We like lists. A lot of people like lists. So many, in fact, that in our short-attention-span culture, some successful websites have built readership using nothing but lists. So, when Livability.com makes a list of the best places to retire and ranks Vancouver at No. 6, we take notice.
Vancouver was lauded for “an educated population, a progressive arts-and-culture scene, and a wide array of outdoor recreational opportunities.” It also earned points for “sharing Portland’s perpetually cool weather.” In addition, there is plenty of beautiful scenery both in Vancouver and nearby, a fact that is attractive to residents young and old.
Not that we have to take Livability.com’s word for it. A quick internet search reveals lists of the “best cities to retire” have been published by Forbes, U.S. News & World Report, Money magazine, AARP, CNBC, Business Insider, etc., etc. WalletHub not only ranked the best cities for retirement, but also the worst, which put an end to any thoughts we had of eventually settling in Detroit or Newark, N.J.
Yet while Americans spend much time pondering retirement and assessing which cities would be ideal for our post-working years, we need to start doing more to save for that retirement. As the Employee Benefit Research Institute has reported, about one in four workers say they and their spouse have saved less than $1,000 for retirement, and about one in two have saved less than $25,000. It doesn’t take a Milton Friedman to figure out that $25,000 won’t last long once you begin your retirement.
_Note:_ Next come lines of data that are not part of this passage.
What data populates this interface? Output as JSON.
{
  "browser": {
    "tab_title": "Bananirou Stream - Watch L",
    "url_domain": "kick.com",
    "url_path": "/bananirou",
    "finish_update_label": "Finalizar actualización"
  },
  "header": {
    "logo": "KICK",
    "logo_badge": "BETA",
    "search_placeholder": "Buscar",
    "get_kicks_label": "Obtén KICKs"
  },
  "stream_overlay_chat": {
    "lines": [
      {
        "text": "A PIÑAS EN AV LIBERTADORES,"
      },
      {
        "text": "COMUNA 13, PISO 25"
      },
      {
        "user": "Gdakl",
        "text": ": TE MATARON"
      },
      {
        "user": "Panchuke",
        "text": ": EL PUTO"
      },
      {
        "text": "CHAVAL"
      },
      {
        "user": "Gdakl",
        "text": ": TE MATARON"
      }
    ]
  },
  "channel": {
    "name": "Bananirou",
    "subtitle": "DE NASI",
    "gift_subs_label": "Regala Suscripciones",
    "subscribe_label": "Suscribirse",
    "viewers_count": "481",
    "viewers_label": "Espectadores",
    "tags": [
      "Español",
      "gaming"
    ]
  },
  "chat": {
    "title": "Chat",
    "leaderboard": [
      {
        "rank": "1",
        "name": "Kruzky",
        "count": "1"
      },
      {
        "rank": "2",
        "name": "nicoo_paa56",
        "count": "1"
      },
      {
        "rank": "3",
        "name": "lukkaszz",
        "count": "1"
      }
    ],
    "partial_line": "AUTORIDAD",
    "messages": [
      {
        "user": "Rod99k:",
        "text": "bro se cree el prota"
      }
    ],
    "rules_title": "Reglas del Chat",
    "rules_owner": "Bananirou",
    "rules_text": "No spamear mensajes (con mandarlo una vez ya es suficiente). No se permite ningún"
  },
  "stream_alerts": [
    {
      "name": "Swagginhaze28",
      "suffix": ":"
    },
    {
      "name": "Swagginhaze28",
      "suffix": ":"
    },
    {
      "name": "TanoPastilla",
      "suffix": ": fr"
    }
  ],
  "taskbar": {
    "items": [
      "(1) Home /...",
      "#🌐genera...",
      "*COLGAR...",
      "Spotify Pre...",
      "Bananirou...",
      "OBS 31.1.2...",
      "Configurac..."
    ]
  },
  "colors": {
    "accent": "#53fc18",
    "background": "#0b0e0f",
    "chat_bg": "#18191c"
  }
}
Earlier this year, CNBC consulted experts in the field and published some handy guidelines for savings. They recommend that by age 50, you should have five times your annual salary saved for retirement; by 55, you should have six times your annual salary saved, and by 60 it should be seven times that amount.
Of course, this is just one suggestion. But other personal-finance experts offer similar recommendations — even if Americans don’t often listen. As CNBC reported: “The discrepancy between what workers know they should do and what they manage to do may be why so many Americans’ No. 1 financial regret involves not saving enough: A whopping 46 percent of adults surveyed by Bankrate about their biggest money mistakes wish they had squirreled more away.”
It’s not breaking news to say that Americans are not saving enough for retirement. As recently as 25 years ago, about 38 percent of U.S. workers had defined pension plans from their employers; now, that number is less than 13 percent and is steadily declining. Those pensions have largely been replaced by 401(k) savings plans, but not enough workers take advantage of that option.
The first recommendation from financial planners typically is to contribute to your company’s saving plan at a level that generates the maximum matching contribution. If your workplace does not offer a 401(k), experts suggest opening a Roth IRA and regularly contributing to it. That might not sound as exciting as buying a new car or paying monthly for the mega-max satellite TV package, but it will be a wise investment in the long run.
And yet, we digress. The point here is to celebrate Vancouver’s status as one of the best cities in the country for retirement, at least according to Livability.com, and to offer a friendly reminder that enjoying retirement in the future requires a little planning now — lest you wind up in a city that typically lands at the bottom of various lists.